It was almost inevitable that I had my first jobs in department stores. And it was just as inevitable that I had my first romantic and sexual experiences with the girls who worked there beside me.

Maybe the energy of purchasable goods that was transferred to the potential of winnable women was not the healthiest of associations. But what I learned was that, in order to successfully gain a woman’s favor, you had to give her things. And to get the things, you had to work among the things. When I was a child, I played among Toys and Electronics. But when I grew up, I put away childish things and found work in Men’s Furnishings. What can I say? Hemingway had the First World War. I had Gimbels.

I grew older, and the lessons turned into blessings. As an impoverished graduate student living on the Upper West Side, I discovered that precious gift to upward mobility: the Barneys warehouse sale. One day, I was surrounded by the pedigreed scions of wealth, my frayed sleeves and cheap shoes betraying my humble origins and straitened circumstances. The next I was an Armani-clad, Prada-shod prince.
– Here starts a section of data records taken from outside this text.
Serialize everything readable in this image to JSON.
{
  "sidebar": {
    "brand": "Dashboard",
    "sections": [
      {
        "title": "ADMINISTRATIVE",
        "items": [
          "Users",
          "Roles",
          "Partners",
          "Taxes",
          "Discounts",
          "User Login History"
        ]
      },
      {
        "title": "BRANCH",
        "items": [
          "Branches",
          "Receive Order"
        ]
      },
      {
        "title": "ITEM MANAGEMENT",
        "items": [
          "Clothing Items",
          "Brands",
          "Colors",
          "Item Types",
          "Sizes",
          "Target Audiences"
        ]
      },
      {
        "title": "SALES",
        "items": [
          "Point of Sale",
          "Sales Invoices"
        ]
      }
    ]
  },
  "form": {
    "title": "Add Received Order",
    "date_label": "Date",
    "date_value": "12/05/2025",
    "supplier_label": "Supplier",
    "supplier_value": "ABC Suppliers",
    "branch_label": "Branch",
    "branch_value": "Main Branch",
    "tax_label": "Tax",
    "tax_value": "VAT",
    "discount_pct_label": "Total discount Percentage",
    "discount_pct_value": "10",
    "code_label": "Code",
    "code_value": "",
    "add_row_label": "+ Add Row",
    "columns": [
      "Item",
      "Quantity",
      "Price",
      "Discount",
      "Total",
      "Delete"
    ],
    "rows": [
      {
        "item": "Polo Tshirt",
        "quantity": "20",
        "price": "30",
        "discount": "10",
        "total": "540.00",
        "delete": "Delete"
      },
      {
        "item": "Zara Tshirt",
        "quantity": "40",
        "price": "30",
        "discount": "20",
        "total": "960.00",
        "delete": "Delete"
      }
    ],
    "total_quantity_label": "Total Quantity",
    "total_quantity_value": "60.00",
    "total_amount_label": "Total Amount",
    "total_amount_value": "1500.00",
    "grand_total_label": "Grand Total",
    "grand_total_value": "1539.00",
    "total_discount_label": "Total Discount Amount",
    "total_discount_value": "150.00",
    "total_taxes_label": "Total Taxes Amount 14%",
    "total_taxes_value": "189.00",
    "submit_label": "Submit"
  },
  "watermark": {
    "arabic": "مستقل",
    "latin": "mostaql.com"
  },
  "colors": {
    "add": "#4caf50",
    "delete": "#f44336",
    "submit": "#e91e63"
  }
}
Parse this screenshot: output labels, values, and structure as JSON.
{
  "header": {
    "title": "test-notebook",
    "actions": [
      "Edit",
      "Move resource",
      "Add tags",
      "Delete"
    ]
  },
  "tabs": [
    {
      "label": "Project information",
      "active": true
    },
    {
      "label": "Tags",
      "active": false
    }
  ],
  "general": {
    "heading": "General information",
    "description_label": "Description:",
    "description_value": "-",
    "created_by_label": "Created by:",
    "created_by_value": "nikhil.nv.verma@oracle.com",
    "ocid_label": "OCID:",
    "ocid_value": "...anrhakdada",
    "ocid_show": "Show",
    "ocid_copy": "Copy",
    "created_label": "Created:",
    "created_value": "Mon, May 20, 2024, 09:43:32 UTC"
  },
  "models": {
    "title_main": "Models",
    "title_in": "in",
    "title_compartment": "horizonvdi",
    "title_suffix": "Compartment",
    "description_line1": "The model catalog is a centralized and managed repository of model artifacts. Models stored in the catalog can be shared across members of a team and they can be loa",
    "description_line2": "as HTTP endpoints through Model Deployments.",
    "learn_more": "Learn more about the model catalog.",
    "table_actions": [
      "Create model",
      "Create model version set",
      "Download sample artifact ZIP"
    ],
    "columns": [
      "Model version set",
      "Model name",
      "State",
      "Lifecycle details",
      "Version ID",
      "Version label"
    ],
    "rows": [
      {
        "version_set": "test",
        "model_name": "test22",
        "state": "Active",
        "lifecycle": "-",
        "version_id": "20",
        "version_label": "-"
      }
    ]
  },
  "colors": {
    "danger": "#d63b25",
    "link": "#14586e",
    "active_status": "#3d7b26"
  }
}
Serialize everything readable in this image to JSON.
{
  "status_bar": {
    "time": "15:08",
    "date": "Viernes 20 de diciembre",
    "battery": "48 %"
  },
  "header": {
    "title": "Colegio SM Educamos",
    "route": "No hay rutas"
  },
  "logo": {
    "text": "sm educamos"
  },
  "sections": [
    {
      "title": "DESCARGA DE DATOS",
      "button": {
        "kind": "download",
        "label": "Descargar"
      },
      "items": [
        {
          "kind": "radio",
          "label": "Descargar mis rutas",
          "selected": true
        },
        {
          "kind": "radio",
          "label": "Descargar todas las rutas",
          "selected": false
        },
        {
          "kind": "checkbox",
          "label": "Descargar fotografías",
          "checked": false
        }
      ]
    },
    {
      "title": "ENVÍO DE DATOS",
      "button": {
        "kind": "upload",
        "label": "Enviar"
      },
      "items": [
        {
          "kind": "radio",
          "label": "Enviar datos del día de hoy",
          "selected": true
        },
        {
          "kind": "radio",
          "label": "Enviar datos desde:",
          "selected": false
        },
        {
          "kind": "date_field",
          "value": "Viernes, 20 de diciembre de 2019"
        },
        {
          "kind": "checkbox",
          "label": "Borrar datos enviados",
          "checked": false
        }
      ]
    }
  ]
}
There is nothing like the melting pot of the final feverish minutes of the warehouse sale, when prices are slashed by 80 percent and you can pick up a Calvin Klein sport jacket for the price of a bag of organic potatoes. Kids from the South Bronx are plowing bins of Brioni shirts alongside bankers and movie producers. Refugees who have fled from some of the most tragic places on Earth are slipping their feet into Varvatos boots in preparation for a new life.

It is like those moments in Homer when a god casts a protective glow over a favored mortal. For a moment, the iron laws of economics surrender to the idea of equality. If the custodians of public order knew what depths of anarchy lurked in such moments of retail grace, they might not allow them.

But there is nostalgia clinging to department stores now, if not outright pathos, as online shopping approaches its final triumph. No more poor kids jostling with financial titans over Armani sweaters. No more stealing your first kiss in a stockroom among boxes of shoes like smitten actors smooching in the wings between acts. No more warehouse sales or Macy’s one-day sales, in which capitalism lowers its fences and teeming humanity rushes in, like Walt Whitman’s masses, in hopes of achieving through appearance what seems less and less attainable by merit alone.

So in this twilight of the department-store behemoths, bring on the holiday sanctums of retail. Say what you will about the many virtues of online convenience, without the tutelary symbolism of fitting rooms and escalators, the middle class will have one less inspiration on the road to fulfillment. Prada boots, start walking.